It's becoming all too routine in New Brunswick, emergency room closures were announced again over the holiday weekend.

The Sackville Memorial Hospital closed again Friday due to a shortage of doctors to operate the department according to Horizon Health Network.

"It's always concerning," said Sackville Mayor Shawn Mesheau.

"I think it's not just on holidays its any time as everyone's aware I think we're 8:00 – 4:00, seven days a week in our emergency department," Mesheau said.

The emergency department of Dr. Georges-L.-Dumont University Hospital Centre in Moncton is asking the public to limit visits for the entire weekend - except in cases of an actual emergency.

Vitalite Health Network cites nursing shortages for the closure.

The first long weekend of summer has doctors concerned for the incidents that go along with it.

"Dehydration, alcohol consumption, boating which needs to be thought about, there's also more of a risk to our under serviced populations and at risk groups," said NBMS President Dr, Mark MacMillan.

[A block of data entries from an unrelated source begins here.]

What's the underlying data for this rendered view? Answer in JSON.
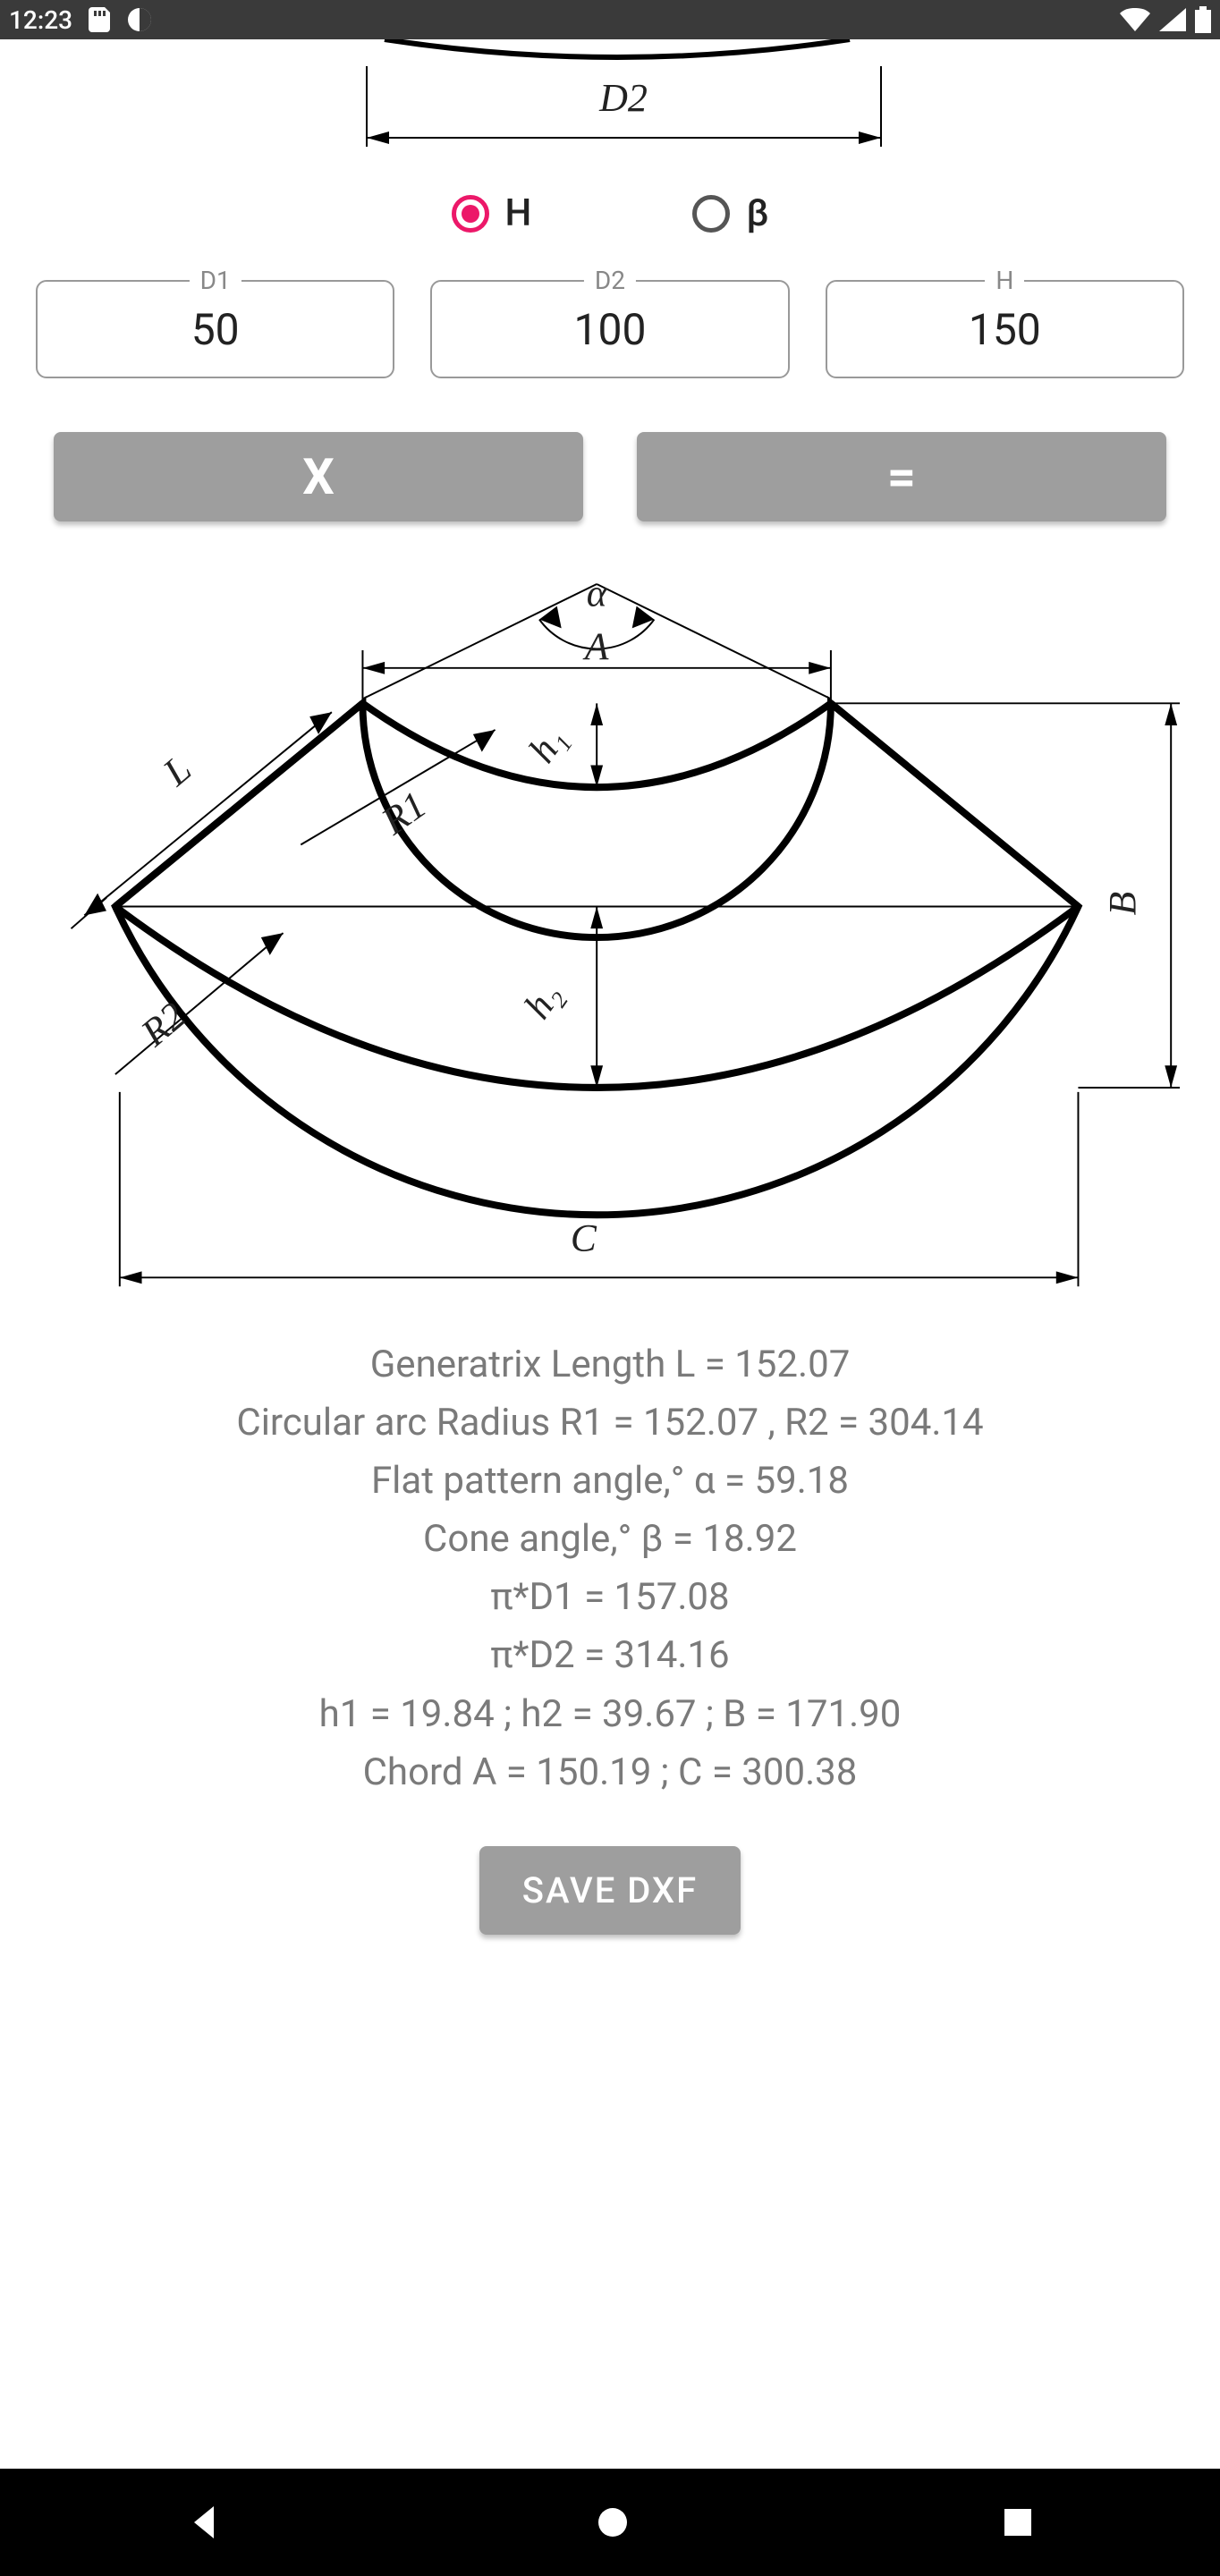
{
  "status": {
    "time": "12:23"
  },
  "radios": {
    "h": "H",
    "beta": "β",
    "selected": "H"
  },
  "inputs": {
    "d1": {
      "label": "D1",
      "value": "50"
    },
    "d2": {
      "label": "D2",
      "value": "100"
    },
    "h": {
      "label": "H",
      "value": "150"
    }
  },
  "buttons": {
    "clear": "X",
    "calc": "="
  },
  "diagram_top": {
    "d2": "D2"
  },
  "diagram_main": {
    "alpha": "α",
    "A": "A",
    "L": "L",
    "h1": "h₁",
    "R1": "R1",
    "h2": "h₂",
    "R2": "R2",
    "C": "C",
    "B": "B"
  },
  "results": {
    "l": "Generatrix Length L = 152.07",
    "r": "Circular arc Radius R1 = 152.07 , R2 = 304.14",
    "a": "Flat pattern angle,° α = 59.18",
    "b": "Cone angle,° β = 18.92",
    "pd1": "π*D1 = 157.08",
    "pd2": "π*D2 = 314.16",
    "h": "h1 = 19.84 ;  h2 = 39.67 ;  B = 171.90",
    "c": "Chord A = 150.19 ;  C = 300.38"
  },
  "save": {
    "label": "SAVE DXF"
  },
  "computed": {
    "L": 152.07,
    "R1": 152.07,
    "R2": 304.14,
    "alpha_deg": 59.18,
    "beta_deg": 18.92,
    "piD1": 157.08,
    "piD2": 314.16,
    "h1": 19.84,
    "h2": 39.67,
    "B": 171.9,
    "A": 150.19,
    "C": 300.38
  }
}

Staffing shortages and giving healthcare workers a rest to recharge is leaving emergency departments with their hands tied.

"We can't have a nurse or physician work 24 hours a day seven days a week," Dr. Macmillan said.

"It's not safe and it's also not safe for the physician or nurse it's been a very trying time over the last two and a half years and people do need some time away," he said.

The Sackville Memorial Hospital emergency department is slated to reopen at 8 a.m. Saturday.

While late Friday afternoon, Horizon Health announced Sussex Health Center's ER will be closed for all of Saturday.

"There's a large meeting just happened this past Wednesday, with all kinds of stakeholders at the table so you are going to see some things moving forward," said Dr. MacMillan.

"There is a vacancy in the department of health for recruitment so they have to hire a recruiter for the recruitment so that's an ongoing process," he said.

Communities are coming together with health authorities to figure out solutions and recruit healthcare workers.

"When you talk about attracting people into a community when you're trying to fill these positions there's a lot of things that go with it," Mesheau said.

"It's not just the job it's where you're living," he said.

New Brunswick is not alone. On Prince Edward Island, the CEO of PEI Health is advising residents to expect longer than average wait times at island emergency rooms due to staffing shortages over the long weekend.